"Zaragoza doubts Garzón will risk a second such complaint," they said.
But US officials worried he would go down fighting. "It is hard for us to see why the publicity-loving Garzón would shut off his headline-generating machine unless forced to do so," they reported. "We also fear Garzón – far from being deterred by threats of disciplinary action – may welcome the chance for martyrdom, knowing the case will attract worldwide attention."
When another Spanish magistrate began investigating the alleged use of a Spanish airport for secret CIA flights carrying terror suspects, officials noted that US policy was to deal with these cases in closed-door conversations with governments.

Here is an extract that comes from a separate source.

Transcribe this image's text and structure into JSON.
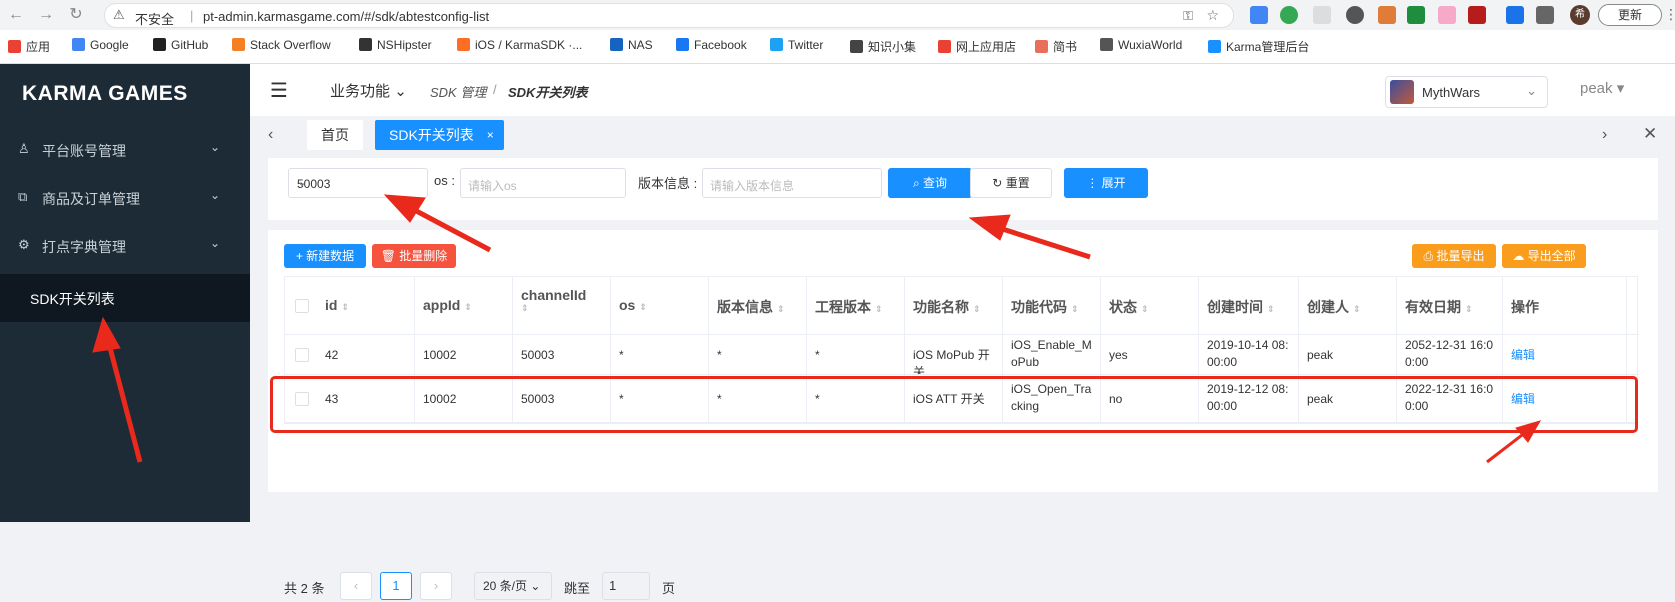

They were especially alarmed when magistrates and prosecutors in both Spain and Germany began comparing notes. "This co-ordination among independent investigators will complicate our efforts to manage this case at a discreet government-to-government level," they warned.
Officials noted, however, that their own government had not explicitly denied the allegations. "Our ability to beat down this story is constrained by the fact that we do not ourselves know, factually, what might have transpired five or six years ago as the battles in Afghanistan and Iraq began yielding large numbers of potentially dangerous terrorist detainees and unlawful combatants," they observed.
"Baring (sic) a categorical statement from the US government that no detainees passed through Spain – and we understand that might be undesirable from a policy standpoint even if factually correct – nothing but time is going to make this go away," they said.
González Mota, who was handling the CIA flights, was a valuable source. "The prosecutors do not intend to request information on this case from the embassy or from the US government in general," US officials said after a conversation with him.
When another Spanish magistrate issued arrest warrants for three US soldiers involved in the death of Spanish television cameraman José Couso in Baghdad, senior ministers in Spain's socialist government moved to stop the investigation. Couso was killed in April 2003 alongside Reuters cameraman Taras Protsyuk when a tank opened fire on a hotel known to accommodate journalists.
"Top ministers moved quickly to let us know that the government is working to resolve this situation," the officials reported, naming the deputy prime minister, María Teresa Fernández de la Vega, foreign minister, Miguel Angel Moratinos, and justice minister, Juan Fernando López Aguilar.
"The [Spanish] government must act carefully as it tries to influence Spain's fiercely independent judiciary," they noted. " In order to avoid aggravating the situation, Spanish government leaders must publicly show their respect for the independent workings of the courts."